§ Stored data entries

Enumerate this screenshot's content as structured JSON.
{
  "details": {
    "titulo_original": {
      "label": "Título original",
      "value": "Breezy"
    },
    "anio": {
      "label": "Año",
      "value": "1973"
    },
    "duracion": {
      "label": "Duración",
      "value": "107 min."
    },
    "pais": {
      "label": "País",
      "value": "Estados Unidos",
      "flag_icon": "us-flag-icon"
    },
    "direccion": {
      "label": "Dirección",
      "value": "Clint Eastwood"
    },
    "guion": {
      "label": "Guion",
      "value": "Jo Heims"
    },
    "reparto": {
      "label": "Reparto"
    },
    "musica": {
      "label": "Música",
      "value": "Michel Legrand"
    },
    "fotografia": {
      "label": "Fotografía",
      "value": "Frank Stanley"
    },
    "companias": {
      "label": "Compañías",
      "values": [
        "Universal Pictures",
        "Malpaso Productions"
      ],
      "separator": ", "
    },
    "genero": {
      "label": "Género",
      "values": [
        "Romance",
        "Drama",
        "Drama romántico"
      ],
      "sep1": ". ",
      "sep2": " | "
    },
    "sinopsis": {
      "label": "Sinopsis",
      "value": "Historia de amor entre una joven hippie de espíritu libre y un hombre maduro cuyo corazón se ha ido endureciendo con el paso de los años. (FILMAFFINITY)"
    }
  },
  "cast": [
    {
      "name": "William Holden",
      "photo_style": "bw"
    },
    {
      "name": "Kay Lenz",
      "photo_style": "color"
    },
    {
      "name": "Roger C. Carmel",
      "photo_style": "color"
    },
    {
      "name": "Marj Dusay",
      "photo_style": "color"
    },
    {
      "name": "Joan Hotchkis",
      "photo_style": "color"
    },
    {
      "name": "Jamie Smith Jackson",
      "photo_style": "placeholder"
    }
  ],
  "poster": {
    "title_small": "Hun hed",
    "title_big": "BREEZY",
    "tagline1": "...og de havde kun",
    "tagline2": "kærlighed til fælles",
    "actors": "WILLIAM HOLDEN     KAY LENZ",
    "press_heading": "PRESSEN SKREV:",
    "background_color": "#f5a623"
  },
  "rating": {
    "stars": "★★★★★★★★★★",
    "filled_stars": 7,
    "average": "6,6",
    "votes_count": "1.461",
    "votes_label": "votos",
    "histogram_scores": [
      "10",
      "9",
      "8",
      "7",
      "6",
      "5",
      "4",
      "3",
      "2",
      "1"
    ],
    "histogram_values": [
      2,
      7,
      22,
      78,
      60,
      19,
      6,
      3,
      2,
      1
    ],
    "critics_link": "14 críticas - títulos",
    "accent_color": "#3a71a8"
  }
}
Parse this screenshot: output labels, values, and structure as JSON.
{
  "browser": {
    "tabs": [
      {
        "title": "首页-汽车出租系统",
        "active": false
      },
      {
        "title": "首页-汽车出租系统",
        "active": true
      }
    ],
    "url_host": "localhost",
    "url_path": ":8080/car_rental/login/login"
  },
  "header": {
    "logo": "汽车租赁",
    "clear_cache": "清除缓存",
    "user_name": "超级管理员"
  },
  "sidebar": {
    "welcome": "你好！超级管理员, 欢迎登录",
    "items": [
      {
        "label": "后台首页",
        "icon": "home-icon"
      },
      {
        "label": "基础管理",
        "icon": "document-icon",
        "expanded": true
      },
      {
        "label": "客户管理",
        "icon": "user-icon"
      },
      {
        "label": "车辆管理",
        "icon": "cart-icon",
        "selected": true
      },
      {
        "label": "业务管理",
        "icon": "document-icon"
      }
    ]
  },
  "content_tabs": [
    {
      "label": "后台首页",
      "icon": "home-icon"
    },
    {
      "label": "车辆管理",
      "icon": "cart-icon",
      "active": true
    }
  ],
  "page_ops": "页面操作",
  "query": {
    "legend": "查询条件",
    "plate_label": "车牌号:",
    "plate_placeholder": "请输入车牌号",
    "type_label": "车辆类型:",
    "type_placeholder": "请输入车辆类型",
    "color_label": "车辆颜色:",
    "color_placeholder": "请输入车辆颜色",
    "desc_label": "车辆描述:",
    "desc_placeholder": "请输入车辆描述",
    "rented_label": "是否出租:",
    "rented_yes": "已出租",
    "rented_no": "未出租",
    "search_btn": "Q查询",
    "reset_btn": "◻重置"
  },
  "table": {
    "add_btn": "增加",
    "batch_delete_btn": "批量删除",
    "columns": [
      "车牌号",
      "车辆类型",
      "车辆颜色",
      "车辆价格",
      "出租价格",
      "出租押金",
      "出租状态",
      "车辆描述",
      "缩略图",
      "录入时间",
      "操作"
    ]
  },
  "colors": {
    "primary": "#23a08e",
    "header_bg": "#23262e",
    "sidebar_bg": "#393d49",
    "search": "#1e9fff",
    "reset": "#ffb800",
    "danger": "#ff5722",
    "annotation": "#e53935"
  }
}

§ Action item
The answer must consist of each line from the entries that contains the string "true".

§ Result
        "active": true
        "expanded": true
        "selected": true
      "active": true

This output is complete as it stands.